Using the data gathered from Research & Insights last year, our Accelerator team collaborated with experts in the field to quickly translate those educator responses into a resource teachers could use in their classrooms. The result, our Trauma Toolkit, gives teachers an overview of the causes and symptoms of trauma, and provides steps educators can take.

With a better understanding of teacher need in this area, the Development team is able to communicate with donors and solicit support for efforts like the Trauma Toolkit. Our donors care about helping eliminate barriers to education for students in need —– and with stories like the Trauma Toolkit, we are able to speak intelligently about the need, whether it’s in a donor’s own community or elsewhere, and help match their interests with their giving.

First Book has distributed 185 million books and other materials to educators in all 50 states and 10 Canadian provinces.

So, using data collaboratively has also changed how First Book approaches donors?
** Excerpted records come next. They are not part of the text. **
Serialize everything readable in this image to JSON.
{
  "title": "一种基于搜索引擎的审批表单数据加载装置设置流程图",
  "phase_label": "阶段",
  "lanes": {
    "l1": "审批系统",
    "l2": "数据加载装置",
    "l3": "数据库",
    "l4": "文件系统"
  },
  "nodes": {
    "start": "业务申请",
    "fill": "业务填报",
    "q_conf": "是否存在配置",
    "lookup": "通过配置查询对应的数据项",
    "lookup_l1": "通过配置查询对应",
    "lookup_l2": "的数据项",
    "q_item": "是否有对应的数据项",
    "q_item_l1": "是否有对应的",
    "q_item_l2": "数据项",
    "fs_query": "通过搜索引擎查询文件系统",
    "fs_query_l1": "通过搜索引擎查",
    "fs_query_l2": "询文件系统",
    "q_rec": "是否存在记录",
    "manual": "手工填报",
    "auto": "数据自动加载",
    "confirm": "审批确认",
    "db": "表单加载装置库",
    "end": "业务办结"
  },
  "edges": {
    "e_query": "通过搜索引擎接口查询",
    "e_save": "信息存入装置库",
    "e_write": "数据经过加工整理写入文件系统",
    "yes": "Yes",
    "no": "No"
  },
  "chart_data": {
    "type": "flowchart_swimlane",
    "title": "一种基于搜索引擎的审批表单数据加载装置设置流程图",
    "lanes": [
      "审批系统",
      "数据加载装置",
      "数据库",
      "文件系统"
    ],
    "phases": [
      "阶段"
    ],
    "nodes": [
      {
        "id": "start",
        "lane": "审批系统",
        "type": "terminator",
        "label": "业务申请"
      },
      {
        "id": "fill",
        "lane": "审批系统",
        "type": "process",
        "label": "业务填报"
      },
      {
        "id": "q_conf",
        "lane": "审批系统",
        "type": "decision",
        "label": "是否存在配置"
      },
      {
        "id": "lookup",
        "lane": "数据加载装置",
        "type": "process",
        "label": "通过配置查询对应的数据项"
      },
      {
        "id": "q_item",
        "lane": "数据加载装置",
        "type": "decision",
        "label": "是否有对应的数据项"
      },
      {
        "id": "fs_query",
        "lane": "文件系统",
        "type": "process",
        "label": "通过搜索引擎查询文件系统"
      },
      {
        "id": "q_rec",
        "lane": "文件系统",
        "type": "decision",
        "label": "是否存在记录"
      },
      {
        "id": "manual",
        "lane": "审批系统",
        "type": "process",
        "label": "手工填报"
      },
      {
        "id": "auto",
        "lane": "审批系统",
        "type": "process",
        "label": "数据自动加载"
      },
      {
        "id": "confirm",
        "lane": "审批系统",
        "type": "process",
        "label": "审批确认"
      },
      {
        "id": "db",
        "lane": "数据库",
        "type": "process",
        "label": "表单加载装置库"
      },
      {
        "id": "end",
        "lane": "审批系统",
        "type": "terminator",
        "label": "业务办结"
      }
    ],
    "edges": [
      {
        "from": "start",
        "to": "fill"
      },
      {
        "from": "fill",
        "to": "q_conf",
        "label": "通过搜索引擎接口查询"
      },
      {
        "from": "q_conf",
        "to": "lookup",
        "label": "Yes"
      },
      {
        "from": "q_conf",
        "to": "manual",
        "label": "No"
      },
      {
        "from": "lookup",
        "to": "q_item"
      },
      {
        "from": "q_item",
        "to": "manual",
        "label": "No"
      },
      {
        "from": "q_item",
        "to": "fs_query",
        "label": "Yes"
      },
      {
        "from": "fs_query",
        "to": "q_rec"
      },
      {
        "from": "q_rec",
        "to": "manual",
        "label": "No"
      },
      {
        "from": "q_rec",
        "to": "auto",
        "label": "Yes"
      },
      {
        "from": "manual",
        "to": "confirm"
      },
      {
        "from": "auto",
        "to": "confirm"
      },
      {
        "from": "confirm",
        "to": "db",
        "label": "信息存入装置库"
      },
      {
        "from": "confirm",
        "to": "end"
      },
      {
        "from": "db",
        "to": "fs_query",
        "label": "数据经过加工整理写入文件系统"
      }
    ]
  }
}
Absolutely. Data drives strategy and enhances our ability to convey need to our donors. It’s much more powerful to tell a donor with confidence that 70 percent of the kids our educators serve are from low-income families. It’s more effective than dealing in generalizations or using composite anecdotes. Every single thing we do is driven by the needs of the teachers in our network, and data helps us paint a picture of the landscape they work in.

Using the toolkit as an example, we’ll show it to donors and explain to them why it’s necessary. There are 35 million children who have experienced some form of trauma. Anything we can do to show donors the depths of the issues, precisely and by using data, is a big help. Again, we’re early in our Salesforce integration, but I can say with confidence that because data is driving our fundraising strategy, we are already seeing donation increases and returns on that investment.

In what other ways has this new approach to data helped First Book?

In the past, we couldn’t share and analyze data in real time. Since much of our fundraising efforts are campaign-related, that was problematic. I need to see how things are going as a campaign is happening, and the dashboard feature in Salesforce helps me see results midstream, sometimes several times a day if necessary. It’s important to be able to assess how a given campaign is performing, so we can make changes, pivot, or pull something back if it’s not working. 

On the direct mail side, we’ll look at the giving data, regularly focusing on key metrics like response rate and average gift. With the dashboard, there’s no lag time in getting that information. I can see how things are going when I need to.